(Component data from apps and pages)
____________________

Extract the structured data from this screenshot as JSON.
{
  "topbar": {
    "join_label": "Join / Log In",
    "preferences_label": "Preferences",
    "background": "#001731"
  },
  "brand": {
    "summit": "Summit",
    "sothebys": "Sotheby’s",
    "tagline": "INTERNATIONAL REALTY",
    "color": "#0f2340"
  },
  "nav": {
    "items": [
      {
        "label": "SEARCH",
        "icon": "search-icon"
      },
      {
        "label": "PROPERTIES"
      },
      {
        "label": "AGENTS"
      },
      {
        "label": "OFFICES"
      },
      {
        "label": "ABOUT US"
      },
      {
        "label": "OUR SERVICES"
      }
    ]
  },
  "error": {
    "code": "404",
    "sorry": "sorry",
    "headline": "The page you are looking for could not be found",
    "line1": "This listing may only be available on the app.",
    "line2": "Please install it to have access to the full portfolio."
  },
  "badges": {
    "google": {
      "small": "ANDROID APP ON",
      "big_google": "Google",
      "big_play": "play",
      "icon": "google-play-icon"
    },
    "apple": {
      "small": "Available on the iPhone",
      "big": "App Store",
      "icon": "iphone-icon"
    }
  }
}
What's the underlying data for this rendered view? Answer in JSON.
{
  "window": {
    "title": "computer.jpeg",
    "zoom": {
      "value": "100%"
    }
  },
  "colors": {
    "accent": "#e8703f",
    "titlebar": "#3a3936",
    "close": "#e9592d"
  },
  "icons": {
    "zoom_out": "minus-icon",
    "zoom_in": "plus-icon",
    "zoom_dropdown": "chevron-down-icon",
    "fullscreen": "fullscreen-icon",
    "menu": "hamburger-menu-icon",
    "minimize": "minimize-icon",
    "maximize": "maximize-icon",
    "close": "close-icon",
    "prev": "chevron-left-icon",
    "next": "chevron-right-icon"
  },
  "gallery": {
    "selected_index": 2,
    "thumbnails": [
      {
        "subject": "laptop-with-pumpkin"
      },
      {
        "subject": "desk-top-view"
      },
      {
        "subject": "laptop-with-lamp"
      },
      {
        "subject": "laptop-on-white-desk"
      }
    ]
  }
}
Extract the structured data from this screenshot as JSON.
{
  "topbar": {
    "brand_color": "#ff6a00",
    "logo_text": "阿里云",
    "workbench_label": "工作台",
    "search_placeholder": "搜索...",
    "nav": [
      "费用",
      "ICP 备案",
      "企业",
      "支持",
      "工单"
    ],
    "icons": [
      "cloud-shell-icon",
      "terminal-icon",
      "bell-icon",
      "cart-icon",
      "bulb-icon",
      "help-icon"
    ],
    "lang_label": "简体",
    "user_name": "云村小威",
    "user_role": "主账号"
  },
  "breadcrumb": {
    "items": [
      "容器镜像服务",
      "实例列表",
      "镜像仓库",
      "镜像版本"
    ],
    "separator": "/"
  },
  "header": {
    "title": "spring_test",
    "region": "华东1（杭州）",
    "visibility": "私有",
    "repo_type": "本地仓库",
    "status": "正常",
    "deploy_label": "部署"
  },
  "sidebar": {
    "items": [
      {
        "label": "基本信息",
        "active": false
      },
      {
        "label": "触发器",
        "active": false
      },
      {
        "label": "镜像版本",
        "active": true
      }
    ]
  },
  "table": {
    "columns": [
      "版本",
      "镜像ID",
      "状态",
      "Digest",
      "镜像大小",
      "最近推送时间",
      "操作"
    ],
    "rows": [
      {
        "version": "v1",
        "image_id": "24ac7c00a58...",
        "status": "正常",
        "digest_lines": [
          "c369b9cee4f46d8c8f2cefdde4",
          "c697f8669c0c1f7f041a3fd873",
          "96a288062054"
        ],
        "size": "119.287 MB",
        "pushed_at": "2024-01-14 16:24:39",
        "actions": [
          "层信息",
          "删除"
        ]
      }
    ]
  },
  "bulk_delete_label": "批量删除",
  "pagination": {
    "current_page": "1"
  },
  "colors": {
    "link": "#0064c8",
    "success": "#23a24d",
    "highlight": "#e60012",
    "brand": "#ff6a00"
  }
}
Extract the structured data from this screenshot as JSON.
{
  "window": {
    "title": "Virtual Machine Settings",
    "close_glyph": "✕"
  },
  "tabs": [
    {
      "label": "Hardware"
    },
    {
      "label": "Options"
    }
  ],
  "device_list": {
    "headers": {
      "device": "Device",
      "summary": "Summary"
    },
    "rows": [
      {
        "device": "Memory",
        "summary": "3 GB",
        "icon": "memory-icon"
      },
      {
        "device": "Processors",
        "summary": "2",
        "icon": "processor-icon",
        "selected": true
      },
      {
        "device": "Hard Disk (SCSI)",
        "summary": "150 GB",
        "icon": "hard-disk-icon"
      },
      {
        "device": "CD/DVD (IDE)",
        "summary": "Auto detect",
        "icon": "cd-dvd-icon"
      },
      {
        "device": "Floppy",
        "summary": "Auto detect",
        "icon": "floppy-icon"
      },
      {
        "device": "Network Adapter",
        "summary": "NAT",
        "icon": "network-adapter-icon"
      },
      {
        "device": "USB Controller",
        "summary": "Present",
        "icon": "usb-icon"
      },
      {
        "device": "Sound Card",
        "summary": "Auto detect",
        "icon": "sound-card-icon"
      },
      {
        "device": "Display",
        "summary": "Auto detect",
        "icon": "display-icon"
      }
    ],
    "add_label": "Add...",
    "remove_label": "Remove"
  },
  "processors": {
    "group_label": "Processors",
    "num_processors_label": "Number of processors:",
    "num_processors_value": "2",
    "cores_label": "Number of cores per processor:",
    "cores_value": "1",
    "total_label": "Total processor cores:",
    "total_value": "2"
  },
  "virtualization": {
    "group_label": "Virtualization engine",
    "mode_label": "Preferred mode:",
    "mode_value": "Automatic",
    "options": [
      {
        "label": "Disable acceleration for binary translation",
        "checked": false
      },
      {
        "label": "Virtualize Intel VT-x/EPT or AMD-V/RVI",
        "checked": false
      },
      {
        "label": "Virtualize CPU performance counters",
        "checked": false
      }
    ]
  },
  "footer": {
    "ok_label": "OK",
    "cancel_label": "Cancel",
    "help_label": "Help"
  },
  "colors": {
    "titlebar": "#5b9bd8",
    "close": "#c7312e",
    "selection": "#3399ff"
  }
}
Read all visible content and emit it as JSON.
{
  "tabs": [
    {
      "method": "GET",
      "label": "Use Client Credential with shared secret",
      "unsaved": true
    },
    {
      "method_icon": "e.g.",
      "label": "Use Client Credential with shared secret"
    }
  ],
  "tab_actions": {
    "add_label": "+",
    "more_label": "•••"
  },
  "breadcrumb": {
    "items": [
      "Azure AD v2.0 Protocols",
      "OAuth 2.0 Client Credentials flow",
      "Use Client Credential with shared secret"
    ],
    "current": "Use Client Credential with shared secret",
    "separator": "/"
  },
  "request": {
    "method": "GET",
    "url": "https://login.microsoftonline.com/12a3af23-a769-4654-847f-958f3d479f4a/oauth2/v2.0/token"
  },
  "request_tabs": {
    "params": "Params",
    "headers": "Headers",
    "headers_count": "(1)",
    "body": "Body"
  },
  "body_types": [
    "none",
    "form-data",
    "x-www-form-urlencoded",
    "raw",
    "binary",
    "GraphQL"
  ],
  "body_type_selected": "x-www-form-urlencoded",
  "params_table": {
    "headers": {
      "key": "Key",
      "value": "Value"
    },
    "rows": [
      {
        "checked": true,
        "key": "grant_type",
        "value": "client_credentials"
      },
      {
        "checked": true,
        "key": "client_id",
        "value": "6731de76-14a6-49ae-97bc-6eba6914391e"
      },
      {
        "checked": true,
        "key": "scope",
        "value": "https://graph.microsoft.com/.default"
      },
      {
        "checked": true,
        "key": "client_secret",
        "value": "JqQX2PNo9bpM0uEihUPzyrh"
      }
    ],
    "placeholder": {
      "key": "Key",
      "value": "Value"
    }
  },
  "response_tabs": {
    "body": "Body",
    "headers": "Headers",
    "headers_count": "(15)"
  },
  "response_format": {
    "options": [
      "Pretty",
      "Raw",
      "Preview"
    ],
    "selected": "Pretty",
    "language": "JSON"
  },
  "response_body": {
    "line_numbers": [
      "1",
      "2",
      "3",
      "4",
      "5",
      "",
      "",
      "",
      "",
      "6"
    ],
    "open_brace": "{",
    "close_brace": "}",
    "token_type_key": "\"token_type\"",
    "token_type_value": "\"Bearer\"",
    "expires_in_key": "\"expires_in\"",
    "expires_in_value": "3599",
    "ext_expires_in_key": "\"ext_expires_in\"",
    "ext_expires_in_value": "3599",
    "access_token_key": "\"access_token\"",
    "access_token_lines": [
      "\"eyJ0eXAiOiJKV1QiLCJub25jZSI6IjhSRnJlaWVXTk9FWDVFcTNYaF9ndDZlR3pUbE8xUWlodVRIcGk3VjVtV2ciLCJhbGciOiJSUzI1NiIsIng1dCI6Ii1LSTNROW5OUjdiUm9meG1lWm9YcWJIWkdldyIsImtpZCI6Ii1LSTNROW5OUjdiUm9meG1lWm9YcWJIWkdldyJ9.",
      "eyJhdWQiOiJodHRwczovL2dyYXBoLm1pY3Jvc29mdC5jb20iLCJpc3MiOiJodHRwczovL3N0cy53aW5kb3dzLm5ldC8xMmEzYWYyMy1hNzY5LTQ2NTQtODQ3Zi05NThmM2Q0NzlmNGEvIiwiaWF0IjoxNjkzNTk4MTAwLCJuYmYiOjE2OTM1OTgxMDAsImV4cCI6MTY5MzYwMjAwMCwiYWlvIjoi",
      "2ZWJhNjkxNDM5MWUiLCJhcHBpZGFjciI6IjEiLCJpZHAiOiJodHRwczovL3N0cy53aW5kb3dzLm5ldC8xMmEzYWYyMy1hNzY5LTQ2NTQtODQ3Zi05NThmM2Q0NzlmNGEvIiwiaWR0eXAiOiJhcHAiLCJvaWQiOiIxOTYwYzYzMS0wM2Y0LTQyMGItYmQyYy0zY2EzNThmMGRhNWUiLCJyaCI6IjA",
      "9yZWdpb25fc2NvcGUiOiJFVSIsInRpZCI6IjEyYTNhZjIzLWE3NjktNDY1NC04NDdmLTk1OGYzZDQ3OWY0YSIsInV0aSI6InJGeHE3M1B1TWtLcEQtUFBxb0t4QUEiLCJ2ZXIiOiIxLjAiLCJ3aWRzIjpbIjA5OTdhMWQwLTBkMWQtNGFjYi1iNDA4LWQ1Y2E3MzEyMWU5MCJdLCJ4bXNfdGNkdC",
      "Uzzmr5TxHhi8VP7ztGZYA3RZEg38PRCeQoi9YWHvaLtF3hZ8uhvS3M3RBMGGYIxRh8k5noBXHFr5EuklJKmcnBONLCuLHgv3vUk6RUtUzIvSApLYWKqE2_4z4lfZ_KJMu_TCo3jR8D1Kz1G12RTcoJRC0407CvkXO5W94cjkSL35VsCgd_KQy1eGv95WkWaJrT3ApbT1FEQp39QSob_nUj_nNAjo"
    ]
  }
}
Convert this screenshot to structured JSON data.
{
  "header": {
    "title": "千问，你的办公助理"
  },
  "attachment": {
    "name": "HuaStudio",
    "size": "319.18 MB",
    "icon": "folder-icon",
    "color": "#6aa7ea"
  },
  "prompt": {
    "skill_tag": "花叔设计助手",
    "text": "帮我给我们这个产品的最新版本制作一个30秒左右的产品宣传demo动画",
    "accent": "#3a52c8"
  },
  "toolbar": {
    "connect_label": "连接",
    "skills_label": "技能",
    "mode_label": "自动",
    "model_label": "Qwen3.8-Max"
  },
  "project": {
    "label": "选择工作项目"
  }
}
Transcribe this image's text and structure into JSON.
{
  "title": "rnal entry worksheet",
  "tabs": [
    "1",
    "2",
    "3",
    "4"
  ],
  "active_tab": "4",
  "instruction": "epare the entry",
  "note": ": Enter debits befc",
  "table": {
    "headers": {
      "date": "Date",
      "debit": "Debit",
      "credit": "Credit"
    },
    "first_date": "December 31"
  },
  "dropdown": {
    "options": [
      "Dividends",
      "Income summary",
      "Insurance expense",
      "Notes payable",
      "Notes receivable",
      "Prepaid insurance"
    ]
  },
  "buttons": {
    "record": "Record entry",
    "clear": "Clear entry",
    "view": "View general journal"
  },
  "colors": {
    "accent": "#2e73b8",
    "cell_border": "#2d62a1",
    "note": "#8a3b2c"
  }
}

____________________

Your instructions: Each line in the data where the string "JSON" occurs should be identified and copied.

Answer area:
Extract the structured data from this screenshot as JSON.
What's the underlying data for this rendered view? Answer in JSON.
Extract the structured data from this screenshot as JSON.
Extract the structured data from this screenshot as JSON.
Read all visible content and emit it as JSON.
    "language": "JSON"
Convert this screenshot to structured JSON data.
Transcribe this image's text and structure into JSON.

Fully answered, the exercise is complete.